● **EXERCISE DIRECTIONS**
Scan the entries below for the word "title" and copy every line in which it occurs.

Data records for software interfaces
▽

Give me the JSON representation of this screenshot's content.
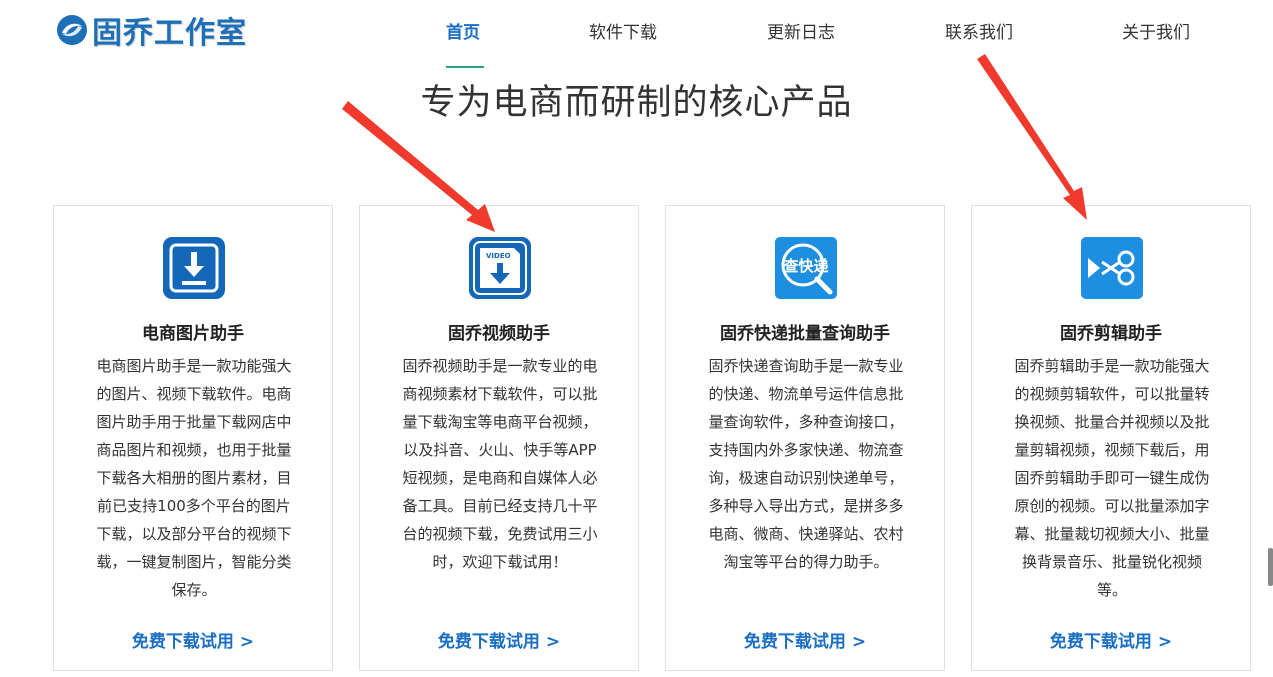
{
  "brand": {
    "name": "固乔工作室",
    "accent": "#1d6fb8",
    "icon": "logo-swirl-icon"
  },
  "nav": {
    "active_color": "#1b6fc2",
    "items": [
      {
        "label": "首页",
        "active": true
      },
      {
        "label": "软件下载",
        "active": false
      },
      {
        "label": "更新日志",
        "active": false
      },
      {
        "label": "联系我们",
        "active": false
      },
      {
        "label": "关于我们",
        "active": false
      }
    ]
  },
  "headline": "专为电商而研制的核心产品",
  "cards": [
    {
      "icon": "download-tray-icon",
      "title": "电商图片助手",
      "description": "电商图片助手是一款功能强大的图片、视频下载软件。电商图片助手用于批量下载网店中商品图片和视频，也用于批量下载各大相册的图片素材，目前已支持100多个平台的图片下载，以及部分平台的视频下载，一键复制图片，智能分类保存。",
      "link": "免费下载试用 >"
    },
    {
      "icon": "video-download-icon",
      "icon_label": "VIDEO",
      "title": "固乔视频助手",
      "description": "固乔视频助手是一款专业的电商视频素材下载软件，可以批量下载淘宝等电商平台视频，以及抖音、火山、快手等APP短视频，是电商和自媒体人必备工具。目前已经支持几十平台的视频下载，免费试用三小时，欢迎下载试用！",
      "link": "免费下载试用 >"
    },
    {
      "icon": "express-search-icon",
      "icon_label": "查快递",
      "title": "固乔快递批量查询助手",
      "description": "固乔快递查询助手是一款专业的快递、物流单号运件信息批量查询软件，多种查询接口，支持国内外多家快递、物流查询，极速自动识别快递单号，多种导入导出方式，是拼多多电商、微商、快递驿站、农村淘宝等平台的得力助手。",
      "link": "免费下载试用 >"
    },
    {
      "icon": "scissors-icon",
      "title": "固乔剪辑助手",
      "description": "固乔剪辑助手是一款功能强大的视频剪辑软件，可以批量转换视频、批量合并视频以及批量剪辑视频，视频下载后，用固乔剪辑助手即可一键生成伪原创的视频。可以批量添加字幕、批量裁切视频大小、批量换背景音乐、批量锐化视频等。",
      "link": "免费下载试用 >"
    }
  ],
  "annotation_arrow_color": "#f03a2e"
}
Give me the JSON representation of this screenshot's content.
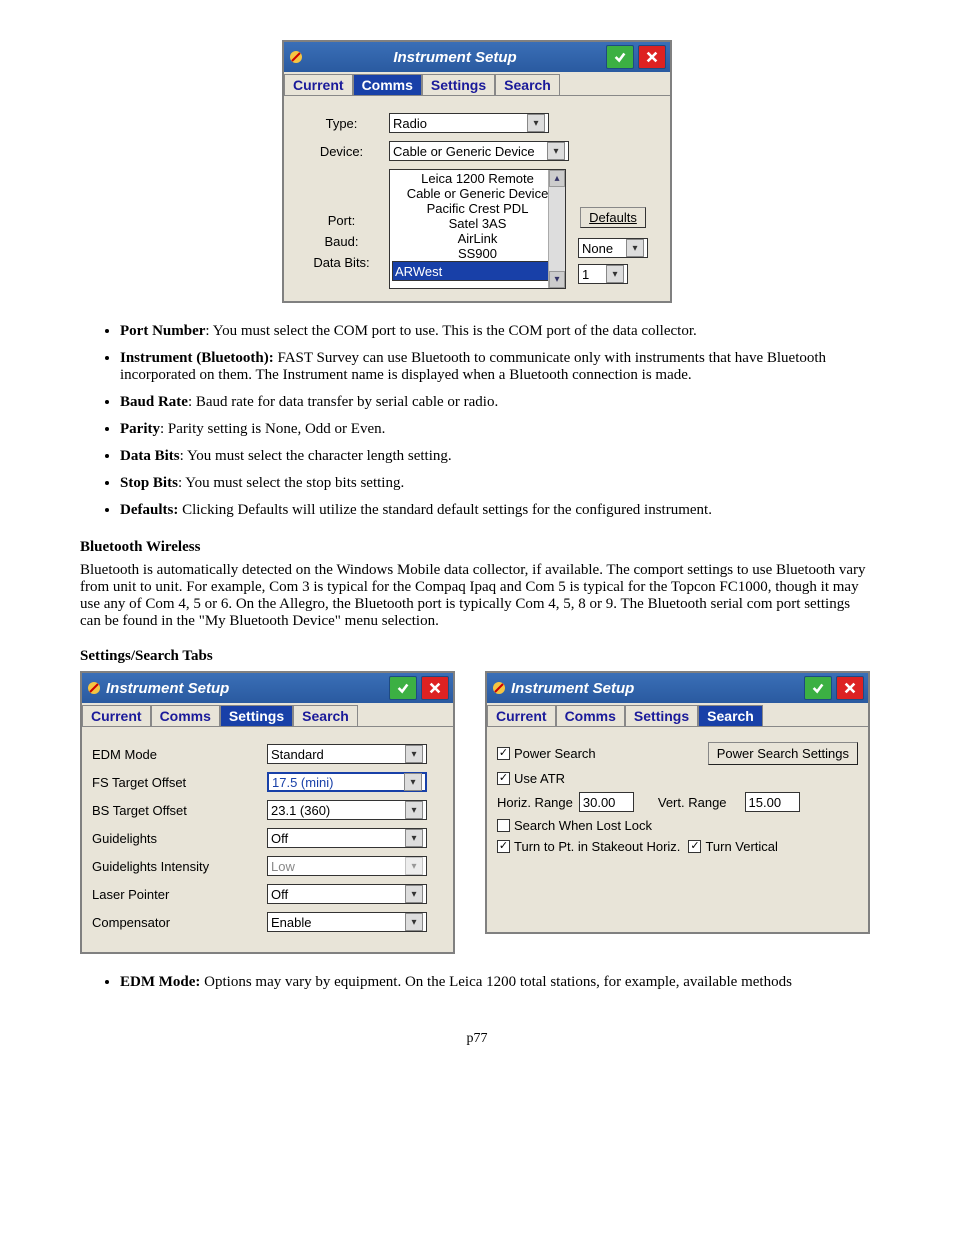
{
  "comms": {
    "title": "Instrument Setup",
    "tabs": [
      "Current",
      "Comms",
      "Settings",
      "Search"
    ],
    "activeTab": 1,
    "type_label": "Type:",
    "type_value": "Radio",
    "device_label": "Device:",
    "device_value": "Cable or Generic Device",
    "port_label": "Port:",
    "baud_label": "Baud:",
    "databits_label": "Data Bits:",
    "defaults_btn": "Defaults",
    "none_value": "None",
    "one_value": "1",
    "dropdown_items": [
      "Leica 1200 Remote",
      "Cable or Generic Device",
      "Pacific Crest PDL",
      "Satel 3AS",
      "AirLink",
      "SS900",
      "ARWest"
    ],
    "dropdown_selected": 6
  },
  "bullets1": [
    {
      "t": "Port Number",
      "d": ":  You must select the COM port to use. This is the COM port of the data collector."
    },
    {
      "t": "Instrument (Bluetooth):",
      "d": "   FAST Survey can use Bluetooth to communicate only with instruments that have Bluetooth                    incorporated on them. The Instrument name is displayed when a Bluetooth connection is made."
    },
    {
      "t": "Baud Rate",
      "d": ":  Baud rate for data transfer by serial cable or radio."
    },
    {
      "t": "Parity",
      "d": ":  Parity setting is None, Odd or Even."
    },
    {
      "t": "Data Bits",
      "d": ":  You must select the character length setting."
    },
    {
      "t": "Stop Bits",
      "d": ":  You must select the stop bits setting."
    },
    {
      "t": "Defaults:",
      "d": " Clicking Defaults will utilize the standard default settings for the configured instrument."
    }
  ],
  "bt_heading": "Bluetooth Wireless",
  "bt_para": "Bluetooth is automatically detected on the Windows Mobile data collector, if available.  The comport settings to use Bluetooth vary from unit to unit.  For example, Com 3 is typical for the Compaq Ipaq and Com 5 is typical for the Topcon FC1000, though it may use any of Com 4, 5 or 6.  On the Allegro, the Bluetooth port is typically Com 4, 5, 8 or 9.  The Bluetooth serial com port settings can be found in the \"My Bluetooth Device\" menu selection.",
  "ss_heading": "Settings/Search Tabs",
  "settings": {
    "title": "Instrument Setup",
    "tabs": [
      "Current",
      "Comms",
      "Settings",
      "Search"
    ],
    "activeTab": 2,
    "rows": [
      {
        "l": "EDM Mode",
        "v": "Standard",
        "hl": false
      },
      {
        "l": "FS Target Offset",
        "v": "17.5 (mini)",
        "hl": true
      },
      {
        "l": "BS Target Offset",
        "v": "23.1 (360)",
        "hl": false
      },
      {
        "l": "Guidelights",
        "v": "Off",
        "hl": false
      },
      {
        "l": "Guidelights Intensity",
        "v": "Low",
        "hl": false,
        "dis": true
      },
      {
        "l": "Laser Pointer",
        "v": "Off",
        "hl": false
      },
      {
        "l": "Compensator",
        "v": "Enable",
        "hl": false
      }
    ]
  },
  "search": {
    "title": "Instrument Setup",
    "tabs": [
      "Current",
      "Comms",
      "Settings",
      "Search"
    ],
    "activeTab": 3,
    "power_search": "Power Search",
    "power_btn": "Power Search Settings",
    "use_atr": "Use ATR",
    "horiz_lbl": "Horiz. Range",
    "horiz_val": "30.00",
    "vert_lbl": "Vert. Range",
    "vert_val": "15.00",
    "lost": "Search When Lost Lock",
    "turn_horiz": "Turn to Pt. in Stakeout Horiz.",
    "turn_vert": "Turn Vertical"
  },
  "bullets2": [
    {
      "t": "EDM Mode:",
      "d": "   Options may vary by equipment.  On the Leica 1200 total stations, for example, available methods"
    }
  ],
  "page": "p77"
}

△

● **ANSWER SPACE**
      "title": "电商图片助手",
      "title": "固乔视频助手",
      "title": "固乔快递批量查询助手",
      "title": "固乔剪辑助手",
    "title": "Instrument Setup",
    "title": "Instrument Setup",
    "title": "Instrument Setup",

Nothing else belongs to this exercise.